Five things I would tell my 21-year-old self now

Posted by: Carly - Marketing Manager at Amici

Caroline Briggs, CEO of Amici, was invited to speak at the 2021 University of Strathclyde Women in Leadership Network event. She was asked to give a 5-minute speech that would inspire an audience of the next generation. Caroline considered what she might tell her 21-year-old self now and chose Lifelong Learning as her topic. Her speech is below.

Five things I would tell my 21-year-old self now.

1. Embrace and commit to lifelong learning!

Strathclyde University’s motto is ‘The Place of Useful Learning’ and certainly, your brain is in its academic prime as a student. But this is just the very start of your journey. Life is an expedition. Sometimes it’s exhilarating and sometimes it’s terrifying. Embracing and committing to a lifelong dedication to learning makes for a smoother trip!

At the start of any new experience there are the known unknowns – the things you know that you don’t know. And then there are the unknown unknowns – the things you are totally unaware of!

Not knowing things could have an impact on your confidence. However, consider life as an expedition. Anyone who dares to step outside of their comfort zone encounters new experiences and has to go through a learning curve. It could be a new job, a promotion, a first-time manager, a first-time parent, buying a house, resolving a conflict, the list is endless. Every new experience is going to involve a learning curve. You can now confidently embrace the experience and take comfort in the acknowledgement that all around you, seasoned individuals are traversing learning curves of their own. Nobody ever finishes the learning journey.


2. Confidently learn how to learn.

As a young Graduate at Zeneca, my development was catapulted by a 4-day course run by an ex-monk from California. I learned how to learn, how our memories work, how to speed read, mind map, and understand personality.

Talking of personality, probably the most known personality traits are the introvert and extrovert. The introvert prefers to problem solve through quiet study, while the extrovert prefers to ask questions. Both methods have great merit, and combining these methods often gives you the deepest knowledge.
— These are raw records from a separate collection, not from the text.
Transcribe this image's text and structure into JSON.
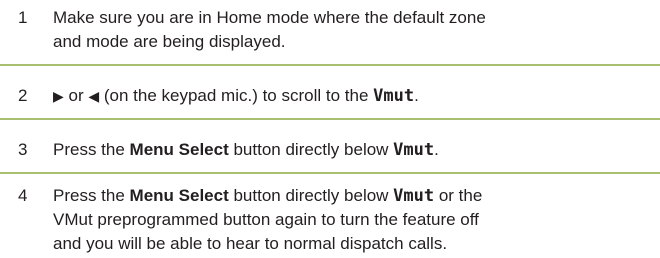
{
  "colors": {
    "rule": "#a9c070",
    "text": "#231f20"
  },
  "steps": [
    {
      "number": "1",
      "line1": "Make sure you are in Home mode where the default zone",
      "line2": "and mode are being displayed."
    },
    {
      "number": "2",
      "right_arrow": "▶",
      "or": " or ",
      "left_arrow": "◀",
      "text": " (on the keypad mic.) to scroll to the ",
      "code": "Vmut",
      "end": "."
    },
    {
      "number": "3",
      "pre": "Press the ",
      "bold": "Menu Select",
      "mid": " button directly below ",
      "code": "Vmut",
      "end": "."
    },
    {
      "number": "4",
      "pre": "Press the ",
      "bold": "Menu Select",
      "mid": " button directly below ",
      "code": "Vmut",
      "post": " or the",
      "line2": "VMut preprogrammed button again to turn the feature off",
      "line3": "and you will be able to hear to normal dispatch calls."
    }
  ]
}
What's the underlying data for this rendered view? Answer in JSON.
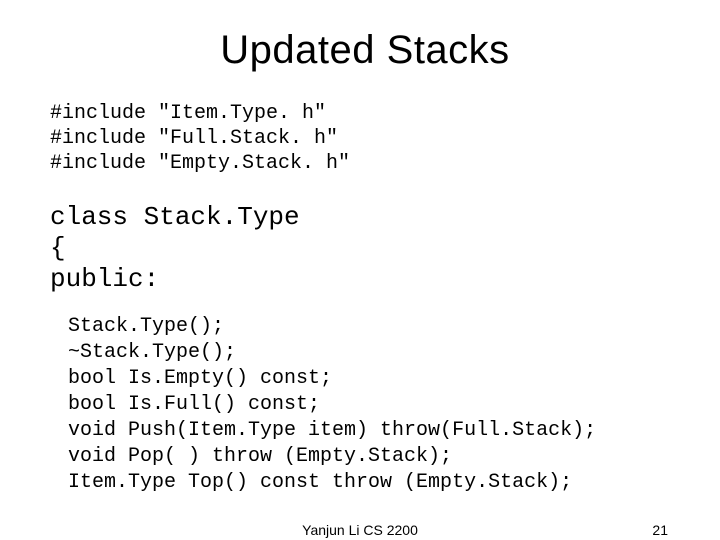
{
  "title": "Updated Stacks",
  "includes": "#include \"Item.Type. h\"\n#include \"Full.Stack. h\"\n#include \"Empty.Stack. h\"",
  "classdecl": "class Stack.Type\n{\npublic:",
  "members": "Stack.Type();\n~Stack.Type();\nbool Is.Empty() const;\nbool Is.Full() const;\nvoid Push(Item.Type item) throw(Full.Stack);\nvoid Pop( ) throw (Empty.Stack);\nItem.Type Top() const throw (Empty.Stack);",
  "footer": {
    "center": "Yanjun Li CS 2200",
    "page": "21"
  }
}
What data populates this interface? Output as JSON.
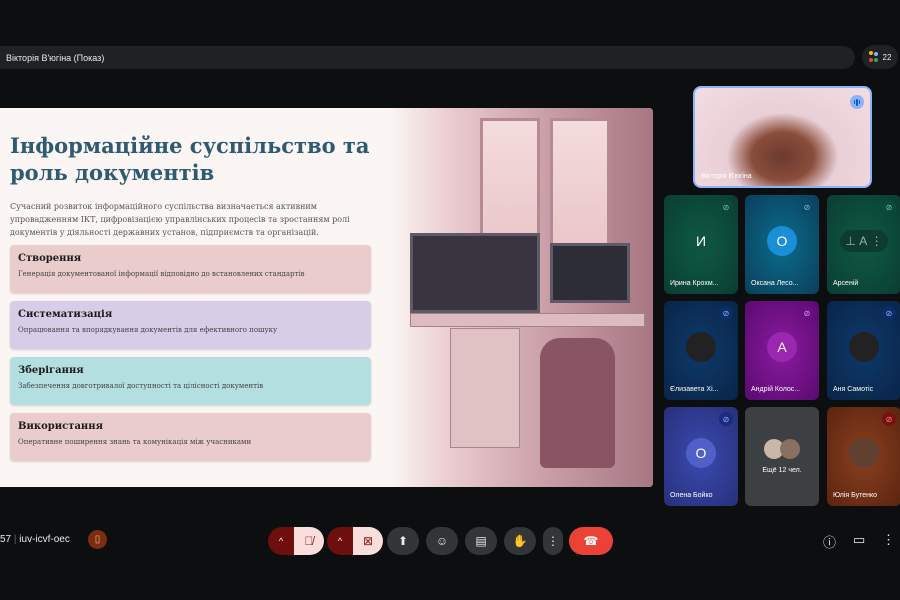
{
  "header": {
    "presenter_label": "Вікторія В'югіна (Показ)",
    "participant_count": "22"
  },
  "slide": {
    "title": "Інформаційне суспільство та роль документів",
    "intro": "Сучасний розвиток інформаційного суспільства визначається активним упровадженням ІКТ, цифровізацією управлінських процесів та зростанням ролі документів у діяльності державних установ, підприємств та організацій.",
    "cards": [
      {
        "title": "Створення",
        "text": "Генерація документованої інформації відповідно до встановлених стандартів",
        "color": "#ebcccd"
      },
      {
        "title": "Систематизація",
        "text": "Опрацювання та впорядкування документів для ефективного пошуку",
        "color": "#d8cde6"
      },
      {
        "title": "Зберігання",
        "text": "Забезпечення довготривалої доступності та цілісності документів",
        "color": "#b4dfe0"
      },
      {
        "title": "Використання",
        "text": "Оперативне поширення знань та комунікація між учасниками",
        "color": "#ebcccd"
      }
    ]
  },
  "self_view": {
    "name": "Вікторія В'югіна"
  },
  "tiles": [
    {
      "name": "Ирина Крохм...",
      "avatar": "И"
    },
    {
      "name": "Оксана Лесо...",
      "avatar": "О"
    },
    {
      "name": "Арсеній",
      "avatar": "А"
    },
    {
      "name": "Єлизавета Хі..."
    },
    {
      "name": "Андрій Колос...",
      "avatar": "А"
    },
    {
      "name": "Аня Самотіс"
    },
    {
      "name": "Олена Бойко",
      "avatar": "О"
    },
    {
      "name": "Ещё 12 чел."
    },
    {
      "name": "Юлія Бутенко"
    }
  ],
  "footer": {
    "time_fragment": "57",
    "meeting_code": "iuv-icvf-oec"
  }
}
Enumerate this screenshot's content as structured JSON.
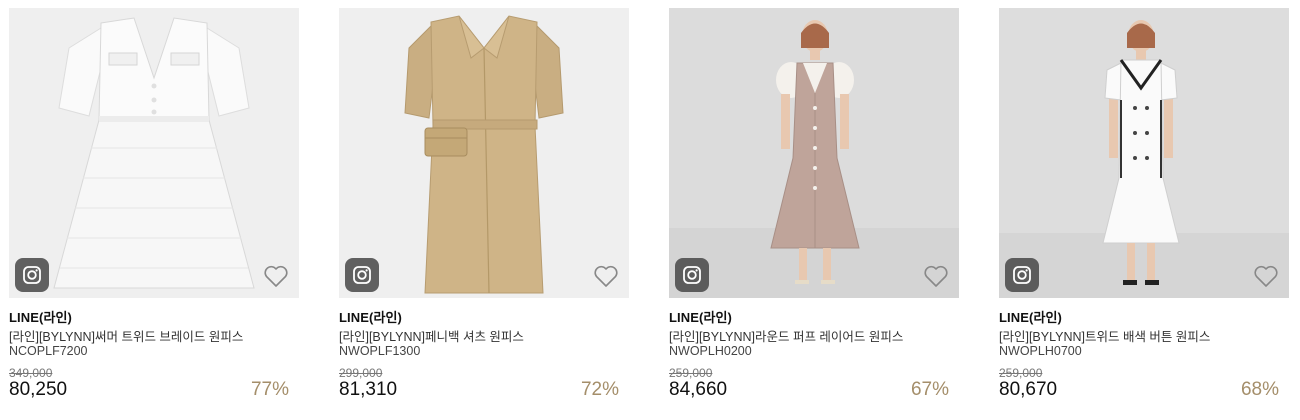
{
  "products": [
    {
      "brand": "LINE(라인)",
      "name": "[라인][BYLYNN]써머 트위드 브레이드 원피스",
      "code": "NCOPLF7200",
      "original_price": "349,000",
      "price": "80,250",
      "discount": "77%",
      "image": "white-tweed-dress-flatlay"
    },
    {
      "brand": "LINE(라인)",
      "name": "[라인][BYLYNN]페니백 셔츠 원피스",
      "code": "NWOPLF1300",
      "original_price": "299,000",
      "price": "81,310",
      "discount": "72%",
      "image": "beige-shirt-dress-flatlay"
    },
    {
      "brand": "LINE(라인)",
      "name": "[라인][BYLYNN]라운드 퍼프 레이어드 원피스",
      "code": "NWOPLH0200",
      "original_price": "259,000",
      "price": "84,660",
      "discount": "67%",
      "image": "pink-layered-dress-model"
    },
    {
      "brand": "LINE(라인)",
      "name": "[라인][BYLYNN]트위드 배색 버튼 원피스",
      "code": "NWOPLH0700",
      "original_price": "259,000",
      "price": "80,670",
      "discount": "68%",
      "image": "white-tweed-button-dress-model"
    }
  ],
  "icons": {
    "instagram": "instagram-icon",
    "wishlist": "heart-outline-icon"
  },
  "colors": {
    "discount": "#a48e6a",
    "photo_bg_flat": "#efefef",
    "photo_bg_model": "#dcdcdc"
  }
}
Access to online resources has never been easier with sites such as Wikipedia and YouTube, etc. Never be afraid to reach out and speak to someone face-to-face, though. Learning is like an onion: it has many layers. You will find that deep learning occurs when you’ve uncovered both depth and context. Mastering the context and depth on any topic allows you to put knowledge to use and retain it. Superficial knowledge is easily forgotten, and difficult to utilise.

 

Amici’s CEO – Caroline Briggs, aged 21


3. Teamwork makes the dream work.

The study of personality and team dynamics is essential for all leaders – there are untold books, consultants, podcasts, etc. on the topic.

Firstly, understand yourself. What makes you tick? When are you at your best? What are you like when you’re under pressure? What are your blind spots?

Studying personality allows you to embrace a rich tapestry of diversity that exists and understand the benefits it brings. The outcomes that are achieved when people collaborate are much greater than the sum of any individual.

Teamwork can be inspiring, exciting, and supercharging, but it can be equally annoying. People can be scary or difficult. For success, there are two key things to accept and embrace.

  1. Every personality has major strengths and weaknesses – combining forces supercharges your capability
  2. People take time to learn to work well together – understand the process of team formation and taking people from ‘forming and storming’ to ‘norming and performing’

4. Some education takes a lifetime of experiences.

To the next generation of leaders: Use your time to learn, re-learn and constantly improve your management skills, leadership skills, how to handle pressure, emotional intelligence and last but by no means least, practice self-care. Your brain is like a muscle. You need to keep exercising it to keep it fit, but you also need to look after your whole self to stay in prime performance.


5. From failure you can bounce back higher!

The best thing you’ll ever learn is that despite your best efforts, from time to time, you will fail – and that’s statistically normal and totally OK! From mistakes and failures can come the strongest and best results. When the going gets tough, the tough get going.

 

In closing:

Life is a vivid and exciting journey with so many opportunities and challenges that will enrich you. Embrace and commit to lifelong learning. Go even further – teach others and help them on their journey, too.

I wish you a bonne voyage!